14. Realize You Are Not Alone
Many families feel totally isolated when someone in the family is addicted. They may be ashamed of having a problem like this. Many families don’t reach out for help and advice because of this shame. Wives may feel that asking for help from other family members will make them look bad in some way or maybe they would feel terribly embarrassed. Parents may even feel that the addiction of a son or daughter is somehow their fault when they actually had little or nothing to do with it at all.
The truth is that more than two million Americans enter drug or alcohol rehabs each year. Many of today’s drugs are so addictive that just a few experimentations with a drug like crack cocaine, ecstasy, or prescription opiates can hook a person. Addiction is a broad social problem, and family failure may not play any significant role in the person’s drug abuse.
The most important thing is that the addicted person gets the right kind of help. Feelings of shame, failure or embarrassment need to be put on the back burner until the right rehab program is found and the person is safely on his way to sobriety.
How to do it wrong: A wife is being constantly criticized and belittled by her alcoholic husband, even slapped around. The children are terrified of their father and are often sick. The wife is too embarrassed to admit the problem or find any help from her minister, her family or her doctor. She has been convinced by her alcoholic husband that all the problems are her fault. And so the problem can continue, month after month.
How to do it right: After some months of abuse by the husband with the worsening alcohol problem, the wife sees that she and the children are getting sicker and more depressed day by day. After careful review of her options, she admits the problem to close family members and asks for help. The family supports her by protecting her and the children while insisting that the husband enter an alcohol rehab program. The family is reunited after he recovers his sobriety.
Message for Families from Narconon
Addiction is one of life’s most difficult situations to deal with. A family member struggling with this problem should realize that his or her struggle is normal. Dealing with addiction is never easy. By using the guidelines above while the problem exists, families can prevent far worse problems and losses and can arrive at a solution faster.
In over five decades of working with addicts to fully recover, Narconon staff around the world have seen that families suffer right along with the addicts.
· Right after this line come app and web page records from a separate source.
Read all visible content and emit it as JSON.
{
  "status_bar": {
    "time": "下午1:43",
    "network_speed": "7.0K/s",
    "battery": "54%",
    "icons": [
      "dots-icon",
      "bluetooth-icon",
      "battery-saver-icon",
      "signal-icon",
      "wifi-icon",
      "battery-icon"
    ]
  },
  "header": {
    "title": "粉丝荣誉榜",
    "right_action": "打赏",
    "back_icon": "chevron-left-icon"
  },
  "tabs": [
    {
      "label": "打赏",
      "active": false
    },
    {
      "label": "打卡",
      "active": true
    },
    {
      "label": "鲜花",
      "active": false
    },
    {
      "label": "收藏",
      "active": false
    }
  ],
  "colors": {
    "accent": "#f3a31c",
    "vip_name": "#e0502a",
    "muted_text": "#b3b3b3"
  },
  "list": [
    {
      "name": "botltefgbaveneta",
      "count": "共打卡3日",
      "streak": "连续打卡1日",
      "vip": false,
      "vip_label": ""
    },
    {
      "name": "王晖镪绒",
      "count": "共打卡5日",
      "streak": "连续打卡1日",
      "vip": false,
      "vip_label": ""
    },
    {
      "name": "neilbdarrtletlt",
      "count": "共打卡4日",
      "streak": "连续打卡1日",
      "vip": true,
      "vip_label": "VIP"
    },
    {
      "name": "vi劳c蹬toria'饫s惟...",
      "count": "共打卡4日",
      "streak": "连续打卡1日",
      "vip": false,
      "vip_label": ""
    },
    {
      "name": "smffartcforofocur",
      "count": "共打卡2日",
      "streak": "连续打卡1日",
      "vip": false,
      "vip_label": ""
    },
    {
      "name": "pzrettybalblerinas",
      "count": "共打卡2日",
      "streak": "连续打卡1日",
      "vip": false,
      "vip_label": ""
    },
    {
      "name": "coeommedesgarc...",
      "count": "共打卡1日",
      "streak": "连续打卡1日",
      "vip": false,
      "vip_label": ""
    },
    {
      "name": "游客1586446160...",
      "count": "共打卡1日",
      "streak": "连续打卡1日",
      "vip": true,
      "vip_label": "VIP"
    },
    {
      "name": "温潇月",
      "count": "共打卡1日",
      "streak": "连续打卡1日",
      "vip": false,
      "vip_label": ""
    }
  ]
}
This advice is offered to help during this critical time. For more information or help, contact us or call (800) 737-5250 to speak with a consultant.